A drug relapse is the return to drug use after a period of abstinence. It is common for people who have struggled with addiction to experience relapses at some point in their recovery journey. Relapses can be triggered by a variety of factors, such as stress, exposure to drugs or drug-using environments, and other personal or environmental challenges.
Relapses can be difficult to predict and prevent, but there are steps that people in recovery can take to reduce the risk of relapse. These may include participating in ongoing support groups or therapy, developing coping skills to manage triggers and stress, and having a strong support network of friends and family members who can provide encouragement and help during times of temptation.
If you or someone you know is struggling with addiction and is at risk for drug relapse, it is important to seek help as soon as possible. There are many resources available to support individuals in recovery, including addiction treatment programs, support groups, and therapy.
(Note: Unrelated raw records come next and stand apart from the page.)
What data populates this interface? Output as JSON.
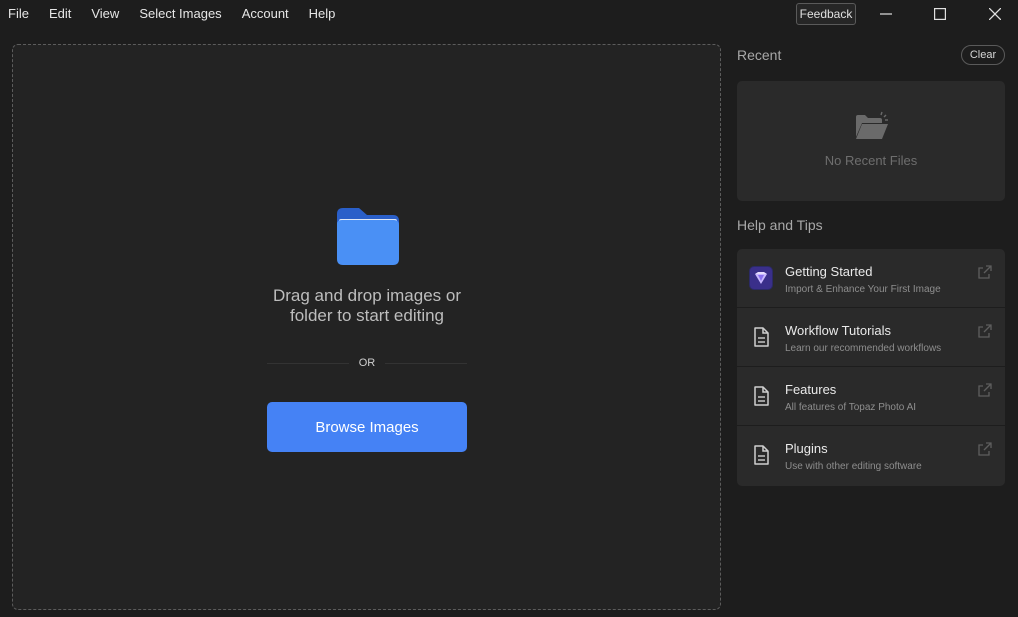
{
  "menu": {
    "items": [
      "File",
      "Edit",
      "View",
      "Select Images",
      "Account",
      "Help"
    ]
  },
  "titlebar": {
    "feedback_label": "Feedback",
    "controls": [
      "minimize-icon",
      "maximize-icon",
      "close-icon"
    ]
  },
  "dropzone": {
    "icon": "folder-icon",
    "line1": "Drag and drop images or",
    "line2": "folder to start editing",
    "or_label": "OR",
    "browse_label": "Browse Images"
  },
  "recent": {
    "title": "Recent",
    "clear_label": "Clear",
    "empty_icon": "open-folder-icon",
    "empty_text": "No Recent Files"
  },
  "help": {
    "title": "Help and Tips",
    "items": [
      {
        "title": "Getting Started",
        "subtitle": "Import & Enhance Your First Image",
        "icon": "topaz-gem-icon"
      },
      {
        "title": "Workflow Tutorials",
        "subtitle": "Learn our recommended workflows",
        "icon": "document-icon"
      },
      {
        "title": "Features",
        "subtitle": "All features of Topaz Photo AI",
        "icon": "document-icon"
      },
      {
        "title": "Plugins",
        "subtitle": "Use with other editing software",
        "icon": "document-icon"
      }
    ]
  },
  "colors": {
    "accent": "#4582f5",
    "background": "#1d1d1d",
    "panel": "#2a2a2a"
  }
}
Stages of Drug Relapse
There are generally thought to be four stages of drug relapse:
Emotional relapse: This is the first stage of relapse and is characterized by changes in mood and behavior that can increase the risk of relapse. Emotional relapse may involve feelings of anger, resentment, or sadness, and may also involve a lack of self-care and an increased vulnerability to stress.
Mental relapse: During the mental relapse stage, an individual may start thinking about using drugs again or may start planning for a relapse. This can include thinking about past drug use and the feelings of pleasure or relief that it provided, or thinking about ways to obtain drugs.
Physical relapse: Physical relapse is the act of actually using drugs again after a period of abstinence. This can occur after an individual has already been through the emotional and mental stages of relapse and has made a conscious decision to use drugs.
Post-relapse: The post-relapse stage involves the period of time after a relapse has occurred. This can be a difficult and challenging time, but it is also an opportunity for an individual to learn from the relapse and to make changes to their recovery.
Drug Relapse Prevention Strategies
There are many strategies that can help to prevent drug relapse. Some common strategies include:
Participating in ongoing support groups or therapy: Support groups, such as Narcotics Anonymous or Alcoholics Anonymous, can provide a sense of community and a safe place to discuss challenges and successes in recovery. Individual therapy can also be helpful in addressing personal issues that may contribute to the risk of relapse.
Developing coping skills: Learning how to manage triggers and stress can be an important part of preventing relapse. This may involve finding healthy ways to cope with negative emotions or practicing relaxation techniques, such as deep breathing or meditation.
Having a strong support network: Having a supportive network of friends and family members who understand the challenges of recovery can be an important source of encouragement and help during times of temptation.
Planning for high-risk situations: It can be helpful to plan ahead for situations that may increase the risk of relapse, such as social events or situations that may involve exposure to drugs or drug-using environments. Having a plan in place for how to handle these situations can help to reduce the risk of relapse.
Seeking help if needed: If you or someone you know is struggling with addiction and is at risk for relapse, it is important to seek help as soon as possible. Addiction treatment programs and other resources can provide valuable support and guidance during this challenging time.
It is important to be aware of these stages of relapse and to seek help as soon as possible if you or someone you know is at risk for a relapse. Addiction treatment programs and support groups can provide valuable resources and support for individuals in recovery.